Budget Travel Tip: dine ‘European‘ for lunch. Pick up a baguette, local cheese, and a bottle of white at whatever winery you stopped at first. If you’re looking for a great picnic lunch spot, head to Larson Family Winery. Another family run vineyard set deep down a dirt road; it’s picturesque and offers breathtaking, unobstructed views of the surrounding mountains. The picnic area has plenty of seating, lawn games, and with a plethora of good wine only a few feet away, you could easily spend hours at this friendly, low-key winery [reservations are a good idea on weekends]. Ready for me to seal the deal; check-in on Yelp and get 1 free tasting with additional tasting purchase. Boom!
Santa Rosa, Sonoma Valley

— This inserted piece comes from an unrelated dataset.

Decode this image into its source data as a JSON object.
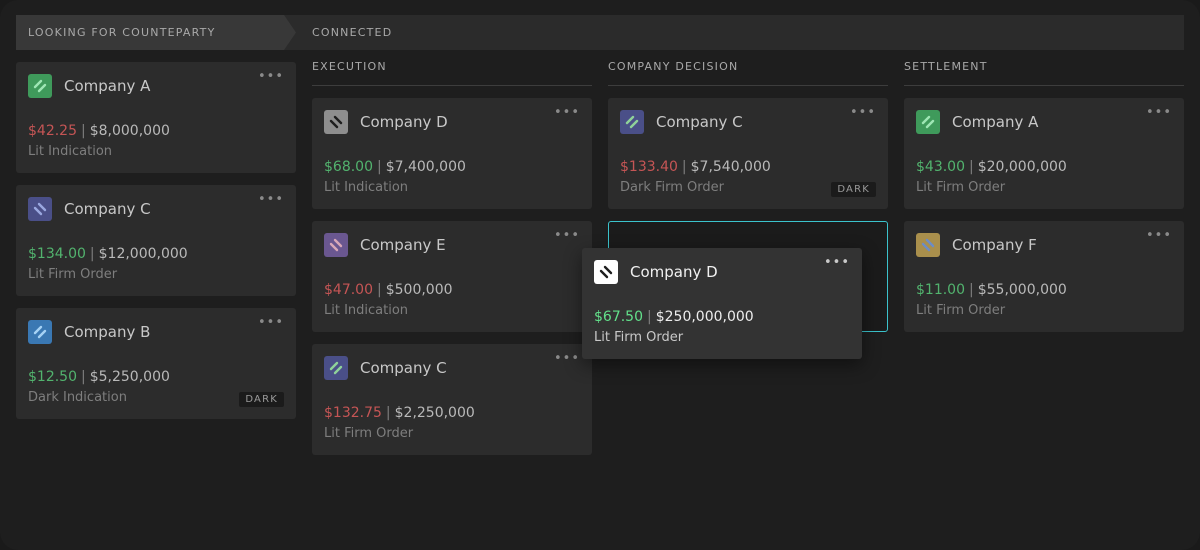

Onto Santa Rosa. As the 5th most populous city in the San Francisco Bay area, there’s no shortage of vineyards, shops, restaurants, etc. Start your day at The Naked Pig. Offering farm to table breakfast and brunch with a rotating menu, this small eatery was absolutely delicious. It’s not the cheapest option, but the intimate space, communal tables, and ever flowing French press coffee made this an instant favorite.

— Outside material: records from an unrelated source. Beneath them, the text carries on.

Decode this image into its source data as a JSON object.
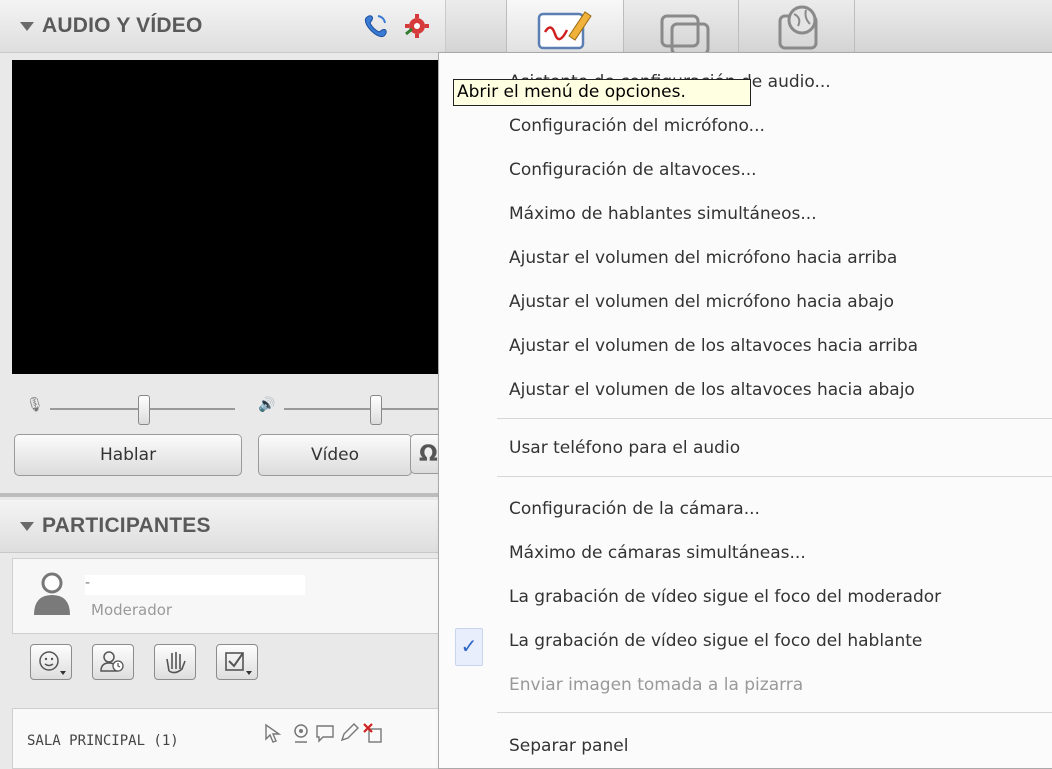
{
  "av_panel": {
    "title": "AUDIO Y VÍDEO",
    "talk_button": "Hablar",
    "video_button": "Vídeo",
    "extra_button_glyph": "Ω"
  },
  "participants_panel": {
    "title": "PARTICIPANTES",
    "participant": {
      "name": "-",
      "role": "Moderador"
    },
    "room_label": "SALA PRINCIPAL (1)"
  },
  "tabs": [
    {
      "name": "whiteboard"
    },
    {
      "name": "application-sharing"
    },
    {
      "name": "web-tour"
    }
  ],
  "tooltip": "Abrir el menú de opciones.",
  "menu": {
    "items": [
      {
        "label": "Asistente de configuración de audio...",
        "enabled": true
      },
      {
        "label": "Configuración del micrófono...",
        "enabled": true
      },
      {
        "label": "Configuración de altavoces...",
        "enabled": true
      },
      {
        "label": "Máximo de hablantes simultáneos...",
        "enabled": true
      },
      {
        "label": "Ajustar el volumen del micrófono hacia arriba",
        "enabled": true
      },
      {
        "label": "Ajustar el volumen del micrófono hacia abajo",
        "enabled": true
      },
      {
        "label": "Ajustar el volumen de los altavoces hacia arriba",
        "enabled": true
      },
      {
        "label": "Ajustar el volumen de los altavoces hacia abajo",
        "enabled": true
      },
      {
        "label": "Usar teléfono para el audio",
        "enabled": true
      },
      {
        "label": "Configuración de la cámara...",
        "enabled": true
      },
      {
        "label": "Máximo de cámaras simultáneas...",
        "enabled": true
      },
      {
        "label": "La grabación de vídeo sigue el foco del moderador",
        "enabled": true
      },
      {
        "label": "La grabación de vídeo sigue el foco del hablante",
        "enabled": true,
        "checked": true
      },
      {
        "label": "Enviar imagen tomada a la pizarra",
        "enabled": false
      },
      {
        "label": "Separar panel",
        "enabled": true
      }
    ],
    "check_glyph": "✓"
  },
  "colors": {
    "accent_blue": "#2f66c8",
    "tooltip_bg": "#ffffe1",
    "video_bg": "#000000"
  }
}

As a beer enthusiast from the East coast, a trip to Santa Rosa wouldn’t be complete without stopping at Russian River Brewing. Pliny the Elder on draught? Yes, please! Lines at the bar can get unreasonably long; try it out on a Sunday. Which just so happens to be the day happy hour [$3.50 draughts] lasts All. Day. Long. The food is good and the beer is better. The Supplication and Consecration are not to be skipped if you’re a sour beer appreciator. Looking for something more low-key? The Ethiopian at Abyssinia Restaurant was fantastic and it’s BYO, so go ahead and get a 6-pack from Russian River to go.

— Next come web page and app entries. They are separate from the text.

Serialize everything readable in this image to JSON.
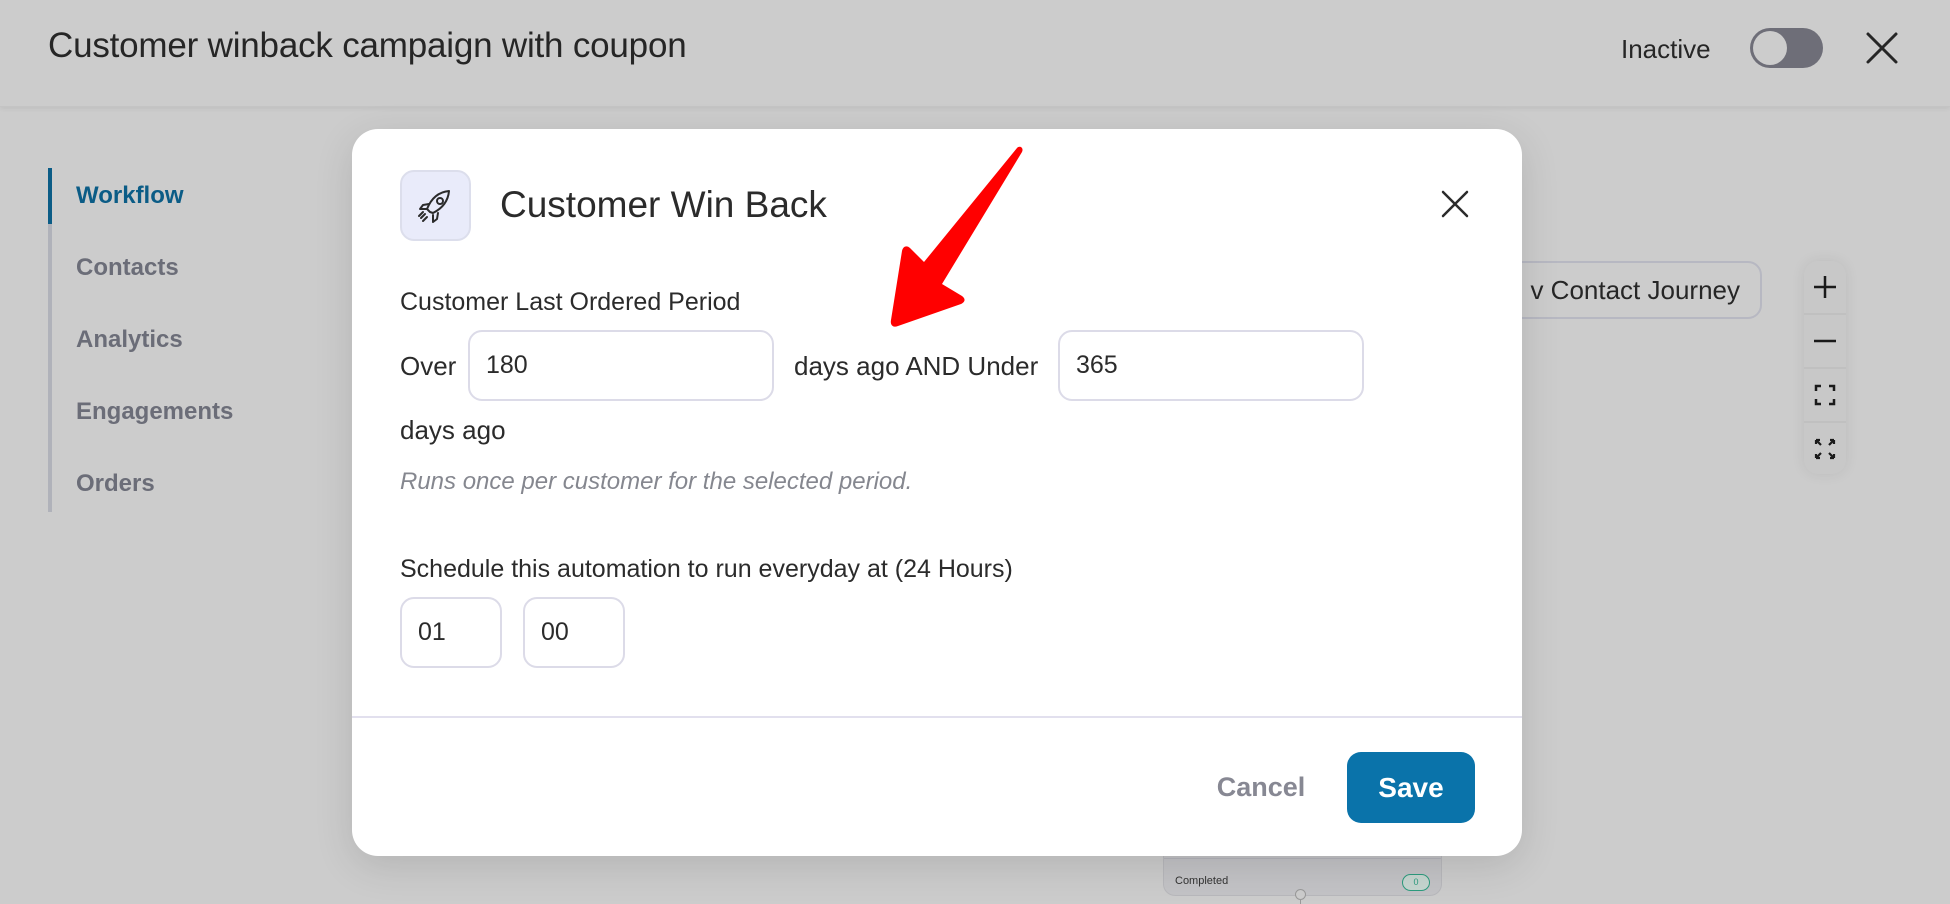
{
  "header": {
    "title": "Customer winback campaign with coupon",
    "status_label": "Inactive",
    "toggle_on": false
  },
  "sidebar": {
    "items": [
      {
        "label": "Workflow",
        "active": true
      },
      {
        "label": "Contacts",
        "active": false
      },
      {
        "label": "Analytics",
        "active": false
      },
      {
        "label": "Engagements",
        "active": false
      },
      {
        "label": "Orders",
        "active": false
      }
    ]
  },
  "canvas": {
    "journey_button_label": "View Contact Journey",
    "journey_button_visible_label": "v Contact Journey",
    "zoom_controls": [
      "zoom-in",
      "zoom-out",
      "fit-view",
      "fullscreen"
    ],
    "node": {
      "status_label": "Completed",
      "count": "0"
    }
  },
  "modal": {
    "icon": "rocket-icon",
    "title": "Customer Win Back",
    "period": {
      "label": "Customer Last Ordered Period",
      "prefix": "Over",
      "from_value": "180",
      "middle": "days ago AND Under",
      "to_value": "365",
      "suffix": "days ago",
      "hint": "Runs once per customer for the selected period."
    },
    "schedule": {
      "label": "Schedule this automation to run everyday at (24 Hours)",
      "hour": "01",
      "minute": "00"
    },
    "cancel_label": "Cancel",
    "save_label": "Save"
  },
  "colors": {
    "accent": "#0a73aa",
    "sidebar_active": "#0b5c86",
    "annotation": "#ff0000",
    "badge": "#2d9c7e"
  }
}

Head west to the coast to check out some vineyards and dip our toes in the freezing Pacific. But first, stop at Ancient Oaks Cellars which is not only a deli but a tasting room as well. [This is probably not as uncommon in the area as it seemed to me at the time.] Owner, Melissa, was there and extremely helpful. She took the time to map out a wine route for the day and threw in comp tastings at a winery, Balletto Vineyards. Let’s not forget the subs. Fresh baked bread, delicious ingredients with interesting combinations – Ah-mazing.
Don’t skip Taft Street Winery in the Russian River Valley. Taft Street follows the tradition of the “garagistes” [origination in chateau-alternative locales] and started their ventures into wine making, literally, in their garage. There are no pretensions and a laid back vibe and was a welcomed change from the “normal” tasting rooms. Take a bottle out back, play bocce and enjoy the relaxed atmosphere. Taft Street often has small concerts; check out their events page and be sure to stop in.
If you’ve come this far you might as well finish the journey to the coast. The drive to Bodega Bay via Occidental Road is scenic and from there you’ll hop on Westshore Road around the Harbor and eventually find yourself at a relatively secluded parking lot on the coast. Walk down the trail to the small beach, unpack your lunch, open your chilled bottle from Taft and enjoy the view. This secret, quiet spot was the perfect location for a last day picnic.
Sonoma Valley is full of amazing wine and hundreds of vineyards. It can be overwhelming to decide where to go. But what’s great is that almost all of the places you’ll visit will be worth your time. Don’t stress and enjoy the weather and wine!
Happy Grid Walking! 🙂